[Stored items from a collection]
= Beginning of Section =

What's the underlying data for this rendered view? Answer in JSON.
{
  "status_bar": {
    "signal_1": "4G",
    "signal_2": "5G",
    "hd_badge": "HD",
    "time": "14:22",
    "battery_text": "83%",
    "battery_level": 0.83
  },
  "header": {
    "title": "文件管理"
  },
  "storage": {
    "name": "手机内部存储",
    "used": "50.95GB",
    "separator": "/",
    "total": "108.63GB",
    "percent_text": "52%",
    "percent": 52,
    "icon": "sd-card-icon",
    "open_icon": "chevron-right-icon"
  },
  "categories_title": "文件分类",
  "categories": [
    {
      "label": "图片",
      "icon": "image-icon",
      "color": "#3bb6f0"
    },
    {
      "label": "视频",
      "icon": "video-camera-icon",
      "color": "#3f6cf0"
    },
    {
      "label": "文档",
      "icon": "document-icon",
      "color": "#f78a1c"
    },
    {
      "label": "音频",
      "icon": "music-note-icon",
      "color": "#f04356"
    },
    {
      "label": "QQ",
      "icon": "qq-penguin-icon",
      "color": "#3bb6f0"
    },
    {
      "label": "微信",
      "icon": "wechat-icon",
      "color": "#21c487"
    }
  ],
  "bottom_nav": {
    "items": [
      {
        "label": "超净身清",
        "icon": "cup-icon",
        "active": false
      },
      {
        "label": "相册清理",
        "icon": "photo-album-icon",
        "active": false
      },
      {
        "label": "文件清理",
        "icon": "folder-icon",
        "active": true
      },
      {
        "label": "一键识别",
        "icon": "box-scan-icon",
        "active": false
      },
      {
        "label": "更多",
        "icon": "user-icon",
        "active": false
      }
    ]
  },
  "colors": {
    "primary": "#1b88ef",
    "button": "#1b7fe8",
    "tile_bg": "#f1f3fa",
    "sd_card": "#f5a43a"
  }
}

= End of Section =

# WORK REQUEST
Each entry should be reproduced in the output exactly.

# EXERCISE ANSWER
What's the underlying data for this rendered view? Answer in JSON.
{
  "status_bar": {
    "signal_1": "4G",
    "signal_2": "5G",
    "hd_badge": "HD",
    "time": "14:22",
    "battery_text": "83%",
    "battery_level": 0.83
  },
  "header": {
    "title": "文件管理"
  },
  "storage": {
    "name": "手机内部存储",
    "used": "50.95GB",
    "separator": "/",
    "total": "108.63GB",
    "percent_text": "52%",
    "percent": 52,
    "icon": "sd-card-icon",
    "open_icon": "chevron-right-icon"
  },
  "categories_title": "文件分类",
  "categories": [
    {
      "label": "图片",
      "icon": "image-icon",
      "color": "#3bb6f0"
    },
    {
      "label": "视频",
      "icon": "video-camera-icon",
      "color": "#3f6cf0"
    },
    {
      "label": "文档",
      "icon": "document-icon",
      "color": "#f78a1c"
    },
    {
      "label": "音频",
      "icon": "music-note-icon",
      "color": "#f04356"
    },
    {
      "label": "QQ",
      "icon": "qq-penguin-icon",
      "color": "#3bb6f0"
    },
    {
      "label": "微信",
      "icon": "wechat-icon",
      "color": "#21c487"
    }
  ],
  "bottom_nav": {
    "items": [
      {
        "label": "超净身清",
        "icon": "cup-icon",
        "active": false
      },
      {
        "label": "相册清理",
        "icon": "photo-album-icon",
        "active": false
      },
      {
        "label": "文件清理",
        "icon": "folder-icon",
        "active": true
      },
      {
        "label": "一键识别",
        "icon": "box-scan-icon",
        "active": false
      },
      {
        "label": "更多",
        "icon": "user-icon",
        "active": false
      }
    ]
  },
  "colors": {
    "primary": "#1b88ef",
    "button": "#1b7fe8",
    "tile_bg": "#f1f3fa",
    "sd_card": "#f5a43a"
  }
}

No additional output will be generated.